THE PROBLEM ▸ Each line below containing the word "data" needs to be shown.
Start of SOURCE MATERIAL
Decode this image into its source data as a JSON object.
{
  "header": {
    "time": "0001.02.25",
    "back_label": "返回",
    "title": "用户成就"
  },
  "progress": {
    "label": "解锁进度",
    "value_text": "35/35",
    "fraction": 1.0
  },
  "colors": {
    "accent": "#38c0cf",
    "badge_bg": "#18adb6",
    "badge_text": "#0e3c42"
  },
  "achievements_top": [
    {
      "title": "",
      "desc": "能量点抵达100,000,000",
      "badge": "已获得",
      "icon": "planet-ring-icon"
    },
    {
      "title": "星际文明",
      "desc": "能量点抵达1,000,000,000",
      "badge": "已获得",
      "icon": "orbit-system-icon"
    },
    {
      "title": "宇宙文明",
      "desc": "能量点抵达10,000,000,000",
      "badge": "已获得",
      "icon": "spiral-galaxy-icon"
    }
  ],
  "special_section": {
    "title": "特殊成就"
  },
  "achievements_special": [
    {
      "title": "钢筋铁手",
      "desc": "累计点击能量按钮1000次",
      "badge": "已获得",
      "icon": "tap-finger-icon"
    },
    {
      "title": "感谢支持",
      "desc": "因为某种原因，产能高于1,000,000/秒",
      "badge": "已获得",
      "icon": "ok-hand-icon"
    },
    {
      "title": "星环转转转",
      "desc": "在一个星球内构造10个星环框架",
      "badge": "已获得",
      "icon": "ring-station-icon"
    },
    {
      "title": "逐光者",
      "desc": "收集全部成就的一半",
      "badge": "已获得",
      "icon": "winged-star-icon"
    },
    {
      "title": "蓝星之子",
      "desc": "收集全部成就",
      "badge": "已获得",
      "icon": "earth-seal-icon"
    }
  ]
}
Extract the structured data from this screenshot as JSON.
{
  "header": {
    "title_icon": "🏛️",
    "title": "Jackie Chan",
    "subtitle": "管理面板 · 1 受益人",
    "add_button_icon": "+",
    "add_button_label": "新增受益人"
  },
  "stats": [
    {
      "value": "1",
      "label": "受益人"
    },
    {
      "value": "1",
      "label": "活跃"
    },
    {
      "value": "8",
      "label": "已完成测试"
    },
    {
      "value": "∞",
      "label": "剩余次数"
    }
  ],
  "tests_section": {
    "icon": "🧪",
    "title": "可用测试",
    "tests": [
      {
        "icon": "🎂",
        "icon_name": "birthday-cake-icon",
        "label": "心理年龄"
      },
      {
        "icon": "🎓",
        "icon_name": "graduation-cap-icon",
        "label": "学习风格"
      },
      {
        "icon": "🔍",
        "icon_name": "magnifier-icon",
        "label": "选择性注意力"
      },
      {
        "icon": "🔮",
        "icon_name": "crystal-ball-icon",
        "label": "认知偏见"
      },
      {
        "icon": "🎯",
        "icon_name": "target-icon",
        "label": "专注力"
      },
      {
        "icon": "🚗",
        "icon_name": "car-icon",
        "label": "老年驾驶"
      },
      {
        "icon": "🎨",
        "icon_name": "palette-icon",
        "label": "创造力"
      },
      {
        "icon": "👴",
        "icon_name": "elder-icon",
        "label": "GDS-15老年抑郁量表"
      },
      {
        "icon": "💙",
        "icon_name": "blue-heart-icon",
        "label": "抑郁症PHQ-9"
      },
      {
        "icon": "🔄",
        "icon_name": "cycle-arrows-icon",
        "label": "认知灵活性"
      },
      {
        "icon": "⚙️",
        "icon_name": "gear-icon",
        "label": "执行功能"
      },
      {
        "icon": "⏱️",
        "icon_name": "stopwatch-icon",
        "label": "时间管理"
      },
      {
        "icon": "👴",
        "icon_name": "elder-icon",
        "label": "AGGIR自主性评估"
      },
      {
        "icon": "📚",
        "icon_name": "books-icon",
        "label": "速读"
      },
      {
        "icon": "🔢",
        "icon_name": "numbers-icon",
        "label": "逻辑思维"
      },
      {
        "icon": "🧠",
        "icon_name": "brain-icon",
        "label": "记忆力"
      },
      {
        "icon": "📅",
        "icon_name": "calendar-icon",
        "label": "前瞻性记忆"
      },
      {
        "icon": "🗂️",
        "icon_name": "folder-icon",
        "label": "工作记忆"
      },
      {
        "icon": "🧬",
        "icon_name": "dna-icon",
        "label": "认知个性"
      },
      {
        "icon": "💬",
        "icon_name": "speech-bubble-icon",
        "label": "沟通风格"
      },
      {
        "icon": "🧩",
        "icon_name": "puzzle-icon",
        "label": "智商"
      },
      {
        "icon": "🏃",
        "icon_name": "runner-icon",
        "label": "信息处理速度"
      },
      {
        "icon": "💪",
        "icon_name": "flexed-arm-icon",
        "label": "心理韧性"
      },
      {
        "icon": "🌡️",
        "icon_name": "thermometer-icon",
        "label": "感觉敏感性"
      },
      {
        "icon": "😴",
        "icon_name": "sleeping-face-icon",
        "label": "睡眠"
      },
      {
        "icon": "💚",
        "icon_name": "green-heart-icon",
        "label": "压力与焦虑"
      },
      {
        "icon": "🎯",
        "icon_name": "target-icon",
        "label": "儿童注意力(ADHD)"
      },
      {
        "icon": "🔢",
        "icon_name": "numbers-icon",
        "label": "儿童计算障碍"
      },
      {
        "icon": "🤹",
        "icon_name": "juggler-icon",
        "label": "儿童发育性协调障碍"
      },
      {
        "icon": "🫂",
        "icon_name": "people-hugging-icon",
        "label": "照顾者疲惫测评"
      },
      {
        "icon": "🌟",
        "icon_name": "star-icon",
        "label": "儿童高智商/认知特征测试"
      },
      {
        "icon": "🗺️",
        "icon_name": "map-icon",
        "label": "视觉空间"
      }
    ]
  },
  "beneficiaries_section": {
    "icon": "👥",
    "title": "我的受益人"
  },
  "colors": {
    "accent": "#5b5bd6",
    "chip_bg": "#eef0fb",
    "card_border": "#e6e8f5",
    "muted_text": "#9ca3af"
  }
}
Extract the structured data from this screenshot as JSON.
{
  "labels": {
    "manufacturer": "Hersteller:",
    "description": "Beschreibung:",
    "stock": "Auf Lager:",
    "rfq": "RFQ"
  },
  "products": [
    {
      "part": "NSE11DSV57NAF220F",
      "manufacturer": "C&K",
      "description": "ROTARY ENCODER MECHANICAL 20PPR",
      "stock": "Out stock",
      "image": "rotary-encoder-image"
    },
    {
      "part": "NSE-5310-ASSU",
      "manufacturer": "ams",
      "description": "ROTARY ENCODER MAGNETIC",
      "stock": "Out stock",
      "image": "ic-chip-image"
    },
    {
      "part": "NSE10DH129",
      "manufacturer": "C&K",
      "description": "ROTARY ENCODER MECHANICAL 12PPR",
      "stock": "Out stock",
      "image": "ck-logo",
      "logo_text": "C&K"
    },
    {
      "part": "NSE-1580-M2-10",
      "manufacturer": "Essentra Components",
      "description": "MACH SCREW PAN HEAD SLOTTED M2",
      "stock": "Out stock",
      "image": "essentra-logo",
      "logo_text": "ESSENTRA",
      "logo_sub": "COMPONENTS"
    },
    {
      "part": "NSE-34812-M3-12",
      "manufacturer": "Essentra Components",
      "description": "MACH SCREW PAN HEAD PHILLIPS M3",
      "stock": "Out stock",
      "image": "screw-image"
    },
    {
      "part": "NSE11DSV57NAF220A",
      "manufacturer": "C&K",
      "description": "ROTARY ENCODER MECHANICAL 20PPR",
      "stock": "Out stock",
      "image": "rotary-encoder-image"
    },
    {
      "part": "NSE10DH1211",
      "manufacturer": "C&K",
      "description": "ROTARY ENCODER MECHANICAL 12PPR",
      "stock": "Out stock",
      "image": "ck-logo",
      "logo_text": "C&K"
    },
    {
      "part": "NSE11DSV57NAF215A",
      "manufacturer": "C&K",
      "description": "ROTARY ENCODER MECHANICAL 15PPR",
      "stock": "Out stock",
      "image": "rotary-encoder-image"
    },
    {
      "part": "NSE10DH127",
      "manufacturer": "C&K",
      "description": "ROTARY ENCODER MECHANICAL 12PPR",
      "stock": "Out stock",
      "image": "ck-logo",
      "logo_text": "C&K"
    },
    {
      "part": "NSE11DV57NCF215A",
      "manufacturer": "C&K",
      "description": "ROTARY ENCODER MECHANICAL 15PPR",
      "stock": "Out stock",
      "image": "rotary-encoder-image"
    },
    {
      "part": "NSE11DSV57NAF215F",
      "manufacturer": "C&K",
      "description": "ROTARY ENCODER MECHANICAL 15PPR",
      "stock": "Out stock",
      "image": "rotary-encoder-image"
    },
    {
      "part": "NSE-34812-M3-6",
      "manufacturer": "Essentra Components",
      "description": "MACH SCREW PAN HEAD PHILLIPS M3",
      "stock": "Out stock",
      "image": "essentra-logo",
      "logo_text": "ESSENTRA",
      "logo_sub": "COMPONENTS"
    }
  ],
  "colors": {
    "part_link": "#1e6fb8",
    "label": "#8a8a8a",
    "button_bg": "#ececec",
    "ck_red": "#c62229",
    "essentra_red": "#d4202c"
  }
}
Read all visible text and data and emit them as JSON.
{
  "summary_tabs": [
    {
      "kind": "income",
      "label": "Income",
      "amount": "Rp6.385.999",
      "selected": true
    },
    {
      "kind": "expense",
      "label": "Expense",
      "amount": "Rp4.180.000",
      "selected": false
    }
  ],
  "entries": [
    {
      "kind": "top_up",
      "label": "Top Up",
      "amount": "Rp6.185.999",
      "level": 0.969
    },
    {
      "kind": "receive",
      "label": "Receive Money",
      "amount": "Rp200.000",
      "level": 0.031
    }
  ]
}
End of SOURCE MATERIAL
SOLUTION FOR THIS PROBLEM ▸
Decode this image into its source data as a JSON object.
Extract the structured data from this screenshot as JSON.
Extract the structured data from this screenshot as JSON.
Read all visible text and data and emit them as JSON.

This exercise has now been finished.